For someone who frequently abused his wife and children in the name of religious discipline and implicitly encouraged perpetual silence about the matter (and just general subdued demeanours that turned his whole family into metaphorical robots), I fail to see how he was so devoted to the exposure of the scandalous truth of his country that he was the publisher of the Standard, whose content consistently got people in political trouble. It simply doesn’t add up. Especially not how protective he seemed to be of Ade Coker.

That’s another thing. I’m not entirely sure what exactly the relevance of Ade Coker was in the story. Maybe it was just to confuse me. It did cross my mind that maybe Eugene and Ade had some sort of affair, and Eugene’s tyrannical religious ways were his mechanisms of dealing with the guilt. But then if that is true, what was the point of him recounting the abomination (can’t recall the specific words he himself used) of that one time he masturbated to Kambili?

The final stroke of confusion was when he was discovered to have anonymously donated money to charities and such. But he couldn’t take care of his own father, and nearly ostracized his broke sister and her family? I swear, I don’t get it. And Adichie had the gall to end the book without explaining all this to me. Like, I’m mad. And I can’t even find a single decent interview. (But if you can find one for me, that’d be great. LOL.)

There are so many relevant themes that I know I won’t touch on now. But now that I’ve read the book, it/they will start popping up slowly in my conversations and subsequent writings.

I think everyone should read this book. I really do. Also, I may have a crush on Obiora. But that’s just by the way. J


This is what I felt was the single, most centrally relevant quote, by Aunty Ifeoma’s friend:

“It is what happens when you sit back and do nothing about tyranny. Your child becomes something you cannot recognize.”


Stop Waiting For Permission.

Let me tell you for a moment
about the stars:
They have been aligned for a while
wondering when you would look up
and set your soul to imitate their resplendence.


Stars do not know hesitation
like you do.
Unruly, their light shines,
day or night.
Never have I known them
to first inquire of the Moon
as to whether it needed any help.


Hovering hands
make more of your signature
than the marks themselves;
I wonder if you have asked yourself
how long you need to count before you dive.
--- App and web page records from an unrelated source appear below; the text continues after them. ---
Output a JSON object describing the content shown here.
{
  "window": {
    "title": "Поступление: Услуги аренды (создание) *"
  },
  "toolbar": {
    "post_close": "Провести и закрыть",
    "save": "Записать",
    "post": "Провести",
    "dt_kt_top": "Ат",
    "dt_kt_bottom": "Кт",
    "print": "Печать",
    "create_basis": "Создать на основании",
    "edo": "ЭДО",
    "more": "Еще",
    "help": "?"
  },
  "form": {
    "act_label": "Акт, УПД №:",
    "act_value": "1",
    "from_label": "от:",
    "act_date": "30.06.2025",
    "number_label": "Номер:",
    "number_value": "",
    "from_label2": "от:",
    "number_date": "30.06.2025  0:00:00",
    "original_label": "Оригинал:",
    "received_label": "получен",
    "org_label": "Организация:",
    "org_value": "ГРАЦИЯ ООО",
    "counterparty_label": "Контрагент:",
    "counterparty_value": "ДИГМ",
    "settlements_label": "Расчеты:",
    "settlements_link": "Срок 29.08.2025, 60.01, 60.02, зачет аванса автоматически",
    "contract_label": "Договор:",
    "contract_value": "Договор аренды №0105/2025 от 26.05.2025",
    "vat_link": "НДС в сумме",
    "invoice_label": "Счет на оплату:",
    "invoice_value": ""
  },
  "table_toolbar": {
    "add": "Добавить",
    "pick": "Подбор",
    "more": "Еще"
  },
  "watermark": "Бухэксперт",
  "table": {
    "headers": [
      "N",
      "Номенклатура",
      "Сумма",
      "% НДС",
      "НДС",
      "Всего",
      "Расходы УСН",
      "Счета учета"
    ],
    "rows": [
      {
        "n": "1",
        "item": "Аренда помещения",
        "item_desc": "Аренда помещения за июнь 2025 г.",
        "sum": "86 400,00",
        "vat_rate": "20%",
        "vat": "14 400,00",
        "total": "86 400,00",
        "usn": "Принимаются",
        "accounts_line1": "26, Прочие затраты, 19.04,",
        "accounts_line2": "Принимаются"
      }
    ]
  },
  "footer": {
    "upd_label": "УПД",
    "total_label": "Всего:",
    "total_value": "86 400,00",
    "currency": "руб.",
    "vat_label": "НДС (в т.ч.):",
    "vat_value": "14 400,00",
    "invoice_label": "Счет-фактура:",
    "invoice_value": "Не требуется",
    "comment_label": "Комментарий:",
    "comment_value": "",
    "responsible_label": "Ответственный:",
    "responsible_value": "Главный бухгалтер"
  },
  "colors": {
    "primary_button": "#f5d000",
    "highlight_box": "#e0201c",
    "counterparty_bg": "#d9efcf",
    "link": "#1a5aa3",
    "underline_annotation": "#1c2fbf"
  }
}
Dear Greatness,
You are still sitting glumly,
Waiting for someone else to grant you
permission to be great; but
Who told you the world would wait for you?